Warner Bros. // 2010 // 929 Minutes // Not Rated
Reviewed by Judge David Johnson // December 22nd, 2011
Flights and tights.
It's been ten years of glimpses, promise, red herrings, canonic oddities, and male baldness but here we are, a decade since Smallville first hit the airwaves and Clark is finally ready to seize his destiny.
But there will be angst. Oh yes, there will be angst. Nothing is easy for mild-mannered Clark Kent (Tom Welling). He is tantalizingly close to realizing his destiny as Earth's greatest hero and possibly marrying Lois Lane (Erica Durance), but things keep getting in his way. First it was Lex Luthor, then it was Doomsday, and most recently Zod started messing with Clark's life. Now he faces his biggest challenge yet: Darkseid, the extraterrestrial super-menace who threatens to seduce the population of Metropolis into total darkness and possibly crash a huge-ass planet into Earth.
The final season of Smallville is a perfect microcosm of the series -- at least my engagement with the series, which conveniently hailed back to Season 8, just when things shifted full-time to Metropolis and away from Dawson's Creek. It's an uneven affair, dotted with genuinely iconic and affecting imagery, and laughably moronic plot points. The good news? Unlike some other seasons, this finale pretty much nails it, offering virtually everything fans have been clamoring for since Clark first stumbled in front of Smallville High his freshman year. Even better news: No Lana Lang. After so much waiting and hoping, that's a major check mark in the positive column.
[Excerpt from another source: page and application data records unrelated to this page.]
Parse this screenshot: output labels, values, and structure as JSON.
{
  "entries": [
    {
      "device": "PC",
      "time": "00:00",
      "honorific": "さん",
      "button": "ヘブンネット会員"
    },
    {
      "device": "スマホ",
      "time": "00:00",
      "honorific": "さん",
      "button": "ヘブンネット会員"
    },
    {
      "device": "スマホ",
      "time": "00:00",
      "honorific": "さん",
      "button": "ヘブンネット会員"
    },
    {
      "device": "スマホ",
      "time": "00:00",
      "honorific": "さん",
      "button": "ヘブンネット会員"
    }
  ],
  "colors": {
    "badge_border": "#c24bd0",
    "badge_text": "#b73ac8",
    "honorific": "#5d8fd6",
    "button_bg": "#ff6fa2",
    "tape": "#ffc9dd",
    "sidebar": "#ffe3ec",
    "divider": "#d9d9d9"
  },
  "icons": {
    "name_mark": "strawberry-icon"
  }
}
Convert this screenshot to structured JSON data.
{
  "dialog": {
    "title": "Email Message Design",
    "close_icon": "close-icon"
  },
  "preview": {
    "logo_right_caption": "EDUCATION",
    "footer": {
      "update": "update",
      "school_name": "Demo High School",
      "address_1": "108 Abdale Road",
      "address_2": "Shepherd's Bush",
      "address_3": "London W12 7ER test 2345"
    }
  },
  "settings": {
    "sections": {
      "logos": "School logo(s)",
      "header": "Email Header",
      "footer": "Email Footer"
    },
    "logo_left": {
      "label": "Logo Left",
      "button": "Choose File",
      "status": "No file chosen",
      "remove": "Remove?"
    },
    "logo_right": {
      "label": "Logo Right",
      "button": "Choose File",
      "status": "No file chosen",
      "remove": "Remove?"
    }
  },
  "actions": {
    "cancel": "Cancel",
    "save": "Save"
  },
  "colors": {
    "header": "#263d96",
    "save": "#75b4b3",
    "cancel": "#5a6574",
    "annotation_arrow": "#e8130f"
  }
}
Actually, there are a lot of things that work here, most notably the Lois/Clark dynamic. Say what you will Lana fans, Lois and Clark are an iconic America pop culture duo. For the most part, the writers treat this pairing with the right amount of respect, doling out some memorable moments (the end of "Homecoming") and ensuring that episodes feature substantial advancements in their arc.
Unfortunately, some of the more painful engagements are also Lois/Clark centered, including the ridiculous "Isis," where Lois's body is taken over by a deity and the baffling "Prophecy," which has Jor-El endowing Lois with Clark's powers for some reason. That last one brings up all kinds of questions about Jor-El. If he has the ability to arbitrarily grant someone super-powers, what's he doing freezing his balls off on an ice cube instead of actually doing something helpful? Plus, this was the penultimate episode, and arguably the clunkiest of the bunch. Bewildering.
But really it all boils down to the finale, and the two-hour story pretty much delivers. The writers don't pull any fast ones, ensuring Clark's destiny is indeed fulfilled. Granted, some of the CGI-infused craziness got a bit muddled, but I'm willing to look past that and give everyone their props. Superman's arrival is indeed quite cool, and the very last sequence is pitch-perfect, with the exact right final scene.
There you go, ten years in the books. Superman can't seem to catch a break in most of the media he's featured in. Look, he's yet to appear in a playable video game, and only two of his five feature films have been good. Teri Hatcher and Dean Cain's Lois and Clark had some charm, but was brutally corny. And that leaves Smallville, a series that sported some inconsistency, but always managed to conjure up enough fun moments to keep the rich mythos humming. Season 10 is just as inconsistent, strewn with questionable CGI, hokey line-reads, and goofy plot devices. But when it counts, the Man of Steel rises to the occasion.
Another outstanding technical treatment from the Warner Home Video Blu-ray brain trust: the 1.78:1/1080p high definition transfers are fantastic, stunning in their detail and dripping with color. The double-edge sword applies, of course, with the enhanced resolution undercutting the low-fi visual effects, but this presentation blows the broadcast HD out of the water. The 5.1 DTS-HD Master Audio is suitably loud, blowing out the bombast nicely during the more kinetic scenes. Extras: Commentary on two episodes (not "Homecoming" or "Finale" for some reason), deleted scenes, a music video, and two featurettes: the first looking at the making-of "Homecoming" and the second examining Lex and Clark's father/son relationships.
There are speed bumps and potholes on the way to destiny, but Smallville sticks the landing. Terrific Blu-ray.
Not Guilty. Up, Up, and Away! (For realz this time.)
Review content copyright © 2011 David Johnson; Site layout and review format copyright © 1998 - 2015 HipClick Designs LLC
Scales of Justice
Studio: Warner Bros.
* 1.78:1 Non-Anamorphic (1080p)
* DTS HD 5.1 Master Audio (English)
* Dolby Digital 2.0 Stereo (Spanish)
* English (SDH)
Running Time: 929 Minutes
Release Year: 2010
MPAA Rating: Not Rated
* Episode Commentaries
* Deleted Scenes
* Music Video